__ABOUT THIS EXERCISE__: Note each line in the data below that holds "hexagon", and copy it.

__DATASET CONTENT__:
-- Opening Marker --

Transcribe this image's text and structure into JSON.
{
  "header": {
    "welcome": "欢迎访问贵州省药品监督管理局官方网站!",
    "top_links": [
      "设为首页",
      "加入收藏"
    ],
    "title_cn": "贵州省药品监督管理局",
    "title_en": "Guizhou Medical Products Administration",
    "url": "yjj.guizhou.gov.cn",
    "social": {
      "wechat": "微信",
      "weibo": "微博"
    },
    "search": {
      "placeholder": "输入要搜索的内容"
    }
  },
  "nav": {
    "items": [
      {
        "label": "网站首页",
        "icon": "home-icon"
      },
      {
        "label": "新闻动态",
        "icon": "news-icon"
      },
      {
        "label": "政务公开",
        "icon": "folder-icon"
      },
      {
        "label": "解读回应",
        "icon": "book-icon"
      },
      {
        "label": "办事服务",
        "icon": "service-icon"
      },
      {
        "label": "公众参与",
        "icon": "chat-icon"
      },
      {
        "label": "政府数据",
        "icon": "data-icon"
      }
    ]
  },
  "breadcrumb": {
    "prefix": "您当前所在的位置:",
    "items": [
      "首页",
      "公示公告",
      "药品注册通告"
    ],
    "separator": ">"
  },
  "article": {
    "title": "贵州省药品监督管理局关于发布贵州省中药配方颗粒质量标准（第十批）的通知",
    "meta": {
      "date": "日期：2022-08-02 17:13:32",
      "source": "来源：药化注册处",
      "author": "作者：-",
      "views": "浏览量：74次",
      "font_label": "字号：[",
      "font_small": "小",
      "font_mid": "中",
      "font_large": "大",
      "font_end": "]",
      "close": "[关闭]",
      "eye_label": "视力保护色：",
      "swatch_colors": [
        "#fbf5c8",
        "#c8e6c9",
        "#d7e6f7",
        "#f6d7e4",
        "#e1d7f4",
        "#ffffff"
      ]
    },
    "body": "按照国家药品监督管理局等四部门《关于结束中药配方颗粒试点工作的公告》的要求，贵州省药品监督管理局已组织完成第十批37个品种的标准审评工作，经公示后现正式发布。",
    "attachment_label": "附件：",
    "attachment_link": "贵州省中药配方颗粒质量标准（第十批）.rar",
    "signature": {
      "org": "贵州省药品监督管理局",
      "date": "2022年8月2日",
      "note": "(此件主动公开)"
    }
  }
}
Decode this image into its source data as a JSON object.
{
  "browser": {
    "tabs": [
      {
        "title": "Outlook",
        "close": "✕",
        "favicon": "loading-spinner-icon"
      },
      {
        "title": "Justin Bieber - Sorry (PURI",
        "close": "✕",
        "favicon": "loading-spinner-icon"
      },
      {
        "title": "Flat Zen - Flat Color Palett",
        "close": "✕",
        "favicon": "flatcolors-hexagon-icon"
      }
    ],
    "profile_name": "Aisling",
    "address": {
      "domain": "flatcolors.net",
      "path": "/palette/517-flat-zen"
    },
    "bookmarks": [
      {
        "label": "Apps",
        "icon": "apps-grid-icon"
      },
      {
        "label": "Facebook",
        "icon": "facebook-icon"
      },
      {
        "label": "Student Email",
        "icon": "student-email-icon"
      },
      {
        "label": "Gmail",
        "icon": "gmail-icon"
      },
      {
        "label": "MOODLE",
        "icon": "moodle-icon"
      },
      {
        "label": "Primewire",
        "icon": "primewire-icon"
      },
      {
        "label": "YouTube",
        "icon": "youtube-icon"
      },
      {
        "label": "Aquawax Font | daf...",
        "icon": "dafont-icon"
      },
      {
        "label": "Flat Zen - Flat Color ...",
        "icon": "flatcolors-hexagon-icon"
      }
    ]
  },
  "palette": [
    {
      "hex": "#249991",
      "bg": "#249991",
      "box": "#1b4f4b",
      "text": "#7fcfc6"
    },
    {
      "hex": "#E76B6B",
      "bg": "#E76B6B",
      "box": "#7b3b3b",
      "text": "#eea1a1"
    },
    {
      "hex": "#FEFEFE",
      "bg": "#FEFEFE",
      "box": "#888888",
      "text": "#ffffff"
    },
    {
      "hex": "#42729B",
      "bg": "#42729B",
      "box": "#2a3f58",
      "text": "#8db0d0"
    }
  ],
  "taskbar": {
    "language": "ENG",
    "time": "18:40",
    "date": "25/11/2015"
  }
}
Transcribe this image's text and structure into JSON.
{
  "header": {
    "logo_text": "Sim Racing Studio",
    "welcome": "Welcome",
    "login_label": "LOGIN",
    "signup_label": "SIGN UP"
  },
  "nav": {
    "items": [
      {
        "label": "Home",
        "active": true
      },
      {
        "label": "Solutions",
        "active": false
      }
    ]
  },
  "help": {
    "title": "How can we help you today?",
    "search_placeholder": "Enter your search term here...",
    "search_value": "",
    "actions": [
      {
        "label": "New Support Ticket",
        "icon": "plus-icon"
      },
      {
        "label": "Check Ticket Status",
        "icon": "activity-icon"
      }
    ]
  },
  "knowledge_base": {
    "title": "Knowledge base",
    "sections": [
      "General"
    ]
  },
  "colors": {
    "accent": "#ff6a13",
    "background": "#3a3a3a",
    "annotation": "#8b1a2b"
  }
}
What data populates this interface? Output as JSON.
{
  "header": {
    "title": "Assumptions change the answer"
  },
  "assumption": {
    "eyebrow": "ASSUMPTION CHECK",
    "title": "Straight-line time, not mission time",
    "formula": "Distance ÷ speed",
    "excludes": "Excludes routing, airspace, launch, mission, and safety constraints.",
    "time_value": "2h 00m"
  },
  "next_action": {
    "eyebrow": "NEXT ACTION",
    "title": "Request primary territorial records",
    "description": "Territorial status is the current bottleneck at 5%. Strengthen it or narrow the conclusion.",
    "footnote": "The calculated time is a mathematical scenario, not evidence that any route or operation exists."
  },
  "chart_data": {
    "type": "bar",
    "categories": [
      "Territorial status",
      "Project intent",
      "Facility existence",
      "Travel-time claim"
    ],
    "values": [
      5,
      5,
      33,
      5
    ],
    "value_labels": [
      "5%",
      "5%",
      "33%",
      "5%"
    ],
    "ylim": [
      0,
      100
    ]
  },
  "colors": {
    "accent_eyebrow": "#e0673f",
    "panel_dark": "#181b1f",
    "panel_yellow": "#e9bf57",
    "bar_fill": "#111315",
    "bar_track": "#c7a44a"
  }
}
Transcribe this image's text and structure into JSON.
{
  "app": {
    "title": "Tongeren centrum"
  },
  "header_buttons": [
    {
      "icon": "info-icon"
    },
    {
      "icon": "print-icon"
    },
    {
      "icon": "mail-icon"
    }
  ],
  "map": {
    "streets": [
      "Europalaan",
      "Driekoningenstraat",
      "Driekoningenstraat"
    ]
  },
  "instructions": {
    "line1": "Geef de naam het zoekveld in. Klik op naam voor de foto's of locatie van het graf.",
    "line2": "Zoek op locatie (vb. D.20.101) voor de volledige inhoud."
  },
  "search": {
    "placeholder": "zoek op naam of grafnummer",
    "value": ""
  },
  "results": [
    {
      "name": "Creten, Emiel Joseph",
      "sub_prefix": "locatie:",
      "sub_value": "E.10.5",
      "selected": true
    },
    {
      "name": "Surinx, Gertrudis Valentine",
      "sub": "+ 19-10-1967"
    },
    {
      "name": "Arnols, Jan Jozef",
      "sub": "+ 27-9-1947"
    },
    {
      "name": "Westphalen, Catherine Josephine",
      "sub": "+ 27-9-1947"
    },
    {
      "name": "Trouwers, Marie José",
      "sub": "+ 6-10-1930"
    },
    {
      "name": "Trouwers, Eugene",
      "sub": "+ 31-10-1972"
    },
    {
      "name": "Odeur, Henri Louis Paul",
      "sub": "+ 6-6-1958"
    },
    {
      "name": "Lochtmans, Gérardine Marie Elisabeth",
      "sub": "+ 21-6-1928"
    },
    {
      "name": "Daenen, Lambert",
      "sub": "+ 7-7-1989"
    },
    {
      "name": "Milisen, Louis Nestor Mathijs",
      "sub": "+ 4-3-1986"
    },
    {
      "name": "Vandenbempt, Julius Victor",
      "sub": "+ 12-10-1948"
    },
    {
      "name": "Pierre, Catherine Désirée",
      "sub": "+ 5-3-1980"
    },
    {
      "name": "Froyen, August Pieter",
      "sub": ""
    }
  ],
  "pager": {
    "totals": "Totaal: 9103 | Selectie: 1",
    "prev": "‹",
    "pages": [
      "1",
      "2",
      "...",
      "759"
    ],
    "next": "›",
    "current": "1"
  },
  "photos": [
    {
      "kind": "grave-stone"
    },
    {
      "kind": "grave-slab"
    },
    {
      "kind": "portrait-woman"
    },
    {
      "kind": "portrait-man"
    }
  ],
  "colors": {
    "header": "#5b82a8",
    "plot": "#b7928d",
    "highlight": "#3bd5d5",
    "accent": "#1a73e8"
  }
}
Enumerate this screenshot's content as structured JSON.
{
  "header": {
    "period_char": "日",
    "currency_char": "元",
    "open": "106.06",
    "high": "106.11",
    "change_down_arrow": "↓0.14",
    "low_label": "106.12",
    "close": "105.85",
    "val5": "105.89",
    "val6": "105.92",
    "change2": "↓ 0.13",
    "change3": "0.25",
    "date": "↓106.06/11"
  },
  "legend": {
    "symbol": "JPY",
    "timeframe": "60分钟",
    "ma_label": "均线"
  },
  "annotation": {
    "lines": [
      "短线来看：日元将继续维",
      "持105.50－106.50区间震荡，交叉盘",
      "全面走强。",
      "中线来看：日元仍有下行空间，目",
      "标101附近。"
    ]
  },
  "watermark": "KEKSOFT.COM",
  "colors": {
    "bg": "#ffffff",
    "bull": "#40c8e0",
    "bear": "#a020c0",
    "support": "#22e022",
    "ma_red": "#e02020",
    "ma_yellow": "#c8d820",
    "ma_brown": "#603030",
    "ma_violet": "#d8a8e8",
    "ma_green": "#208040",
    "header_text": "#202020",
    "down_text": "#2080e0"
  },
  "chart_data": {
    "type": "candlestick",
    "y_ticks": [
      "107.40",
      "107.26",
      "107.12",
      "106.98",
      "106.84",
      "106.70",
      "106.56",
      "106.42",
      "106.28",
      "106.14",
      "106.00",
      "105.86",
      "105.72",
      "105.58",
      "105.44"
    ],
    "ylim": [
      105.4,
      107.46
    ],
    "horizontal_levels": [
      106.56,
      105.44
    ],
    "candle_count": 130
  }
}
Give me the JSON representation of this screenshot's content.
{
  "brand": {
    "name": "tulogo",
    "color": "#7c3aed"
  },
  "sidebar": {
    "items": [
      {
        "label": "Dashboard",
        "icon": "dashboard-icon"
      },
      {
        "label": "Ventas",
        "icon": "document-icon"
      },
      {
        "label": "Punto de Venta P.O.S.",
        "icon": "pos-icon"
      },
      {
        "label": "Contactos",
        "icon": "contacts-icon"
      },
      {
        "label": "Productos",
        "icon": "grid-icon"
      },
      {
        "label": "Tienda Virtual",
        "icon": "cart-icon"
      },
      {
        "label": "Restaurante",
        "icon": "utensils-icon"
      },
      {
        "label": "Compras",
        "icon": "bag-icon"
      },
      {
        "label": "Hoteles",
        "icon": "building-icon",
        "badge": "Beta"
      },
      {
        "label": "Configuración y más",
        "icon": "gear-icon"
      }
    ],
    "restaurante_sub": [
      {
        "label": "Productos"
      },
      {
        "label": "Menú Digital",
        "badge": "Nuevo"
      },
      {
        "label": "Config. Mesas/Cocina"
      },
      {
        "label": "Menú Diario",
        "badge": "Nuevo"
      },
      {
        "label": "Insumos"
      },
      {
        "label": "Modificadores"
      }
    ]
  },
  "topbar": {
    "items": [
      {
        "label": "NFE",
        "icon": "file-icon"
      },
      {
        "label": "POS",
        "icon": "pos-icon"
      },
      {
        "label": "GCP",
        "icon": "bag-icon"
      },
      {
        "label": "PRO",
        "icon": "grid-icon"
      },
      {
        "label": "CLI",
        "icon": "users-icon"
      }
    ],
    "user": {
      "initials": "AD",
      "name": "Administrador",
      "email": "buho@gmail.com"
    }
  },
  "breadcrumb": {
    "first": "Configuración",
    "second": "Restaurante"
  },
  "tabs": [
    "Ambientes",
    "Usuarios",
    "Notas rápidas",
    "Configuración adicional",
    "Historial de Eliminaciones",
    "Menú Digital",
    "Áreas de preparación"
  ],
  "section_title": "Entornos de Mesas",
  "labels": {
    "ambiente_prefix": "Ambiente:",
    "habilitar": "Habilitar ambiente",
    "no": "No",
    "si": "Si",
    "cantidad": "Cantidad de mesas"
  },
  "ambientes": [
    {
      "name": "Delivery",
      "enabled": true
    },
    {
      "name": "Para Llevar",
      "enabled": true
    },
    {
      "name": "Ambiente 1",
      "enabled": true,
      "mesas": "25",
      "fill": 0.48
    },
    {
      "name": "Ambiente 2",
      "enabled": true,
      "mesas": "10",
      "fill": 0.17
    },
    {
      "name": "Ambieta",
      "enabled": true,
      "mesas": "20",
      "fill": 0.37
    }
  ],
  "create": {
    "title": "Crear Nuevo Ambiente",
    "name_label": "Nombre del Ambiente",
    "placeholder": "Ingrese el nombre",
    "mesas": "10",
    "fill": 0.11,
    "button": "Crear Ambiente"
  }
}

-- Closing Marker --

__ANSWER TO THIS TASK__:
        "favicon": "flatcolors-hexagon-icon"
        "icon": "flatcolors-hexagon-icon"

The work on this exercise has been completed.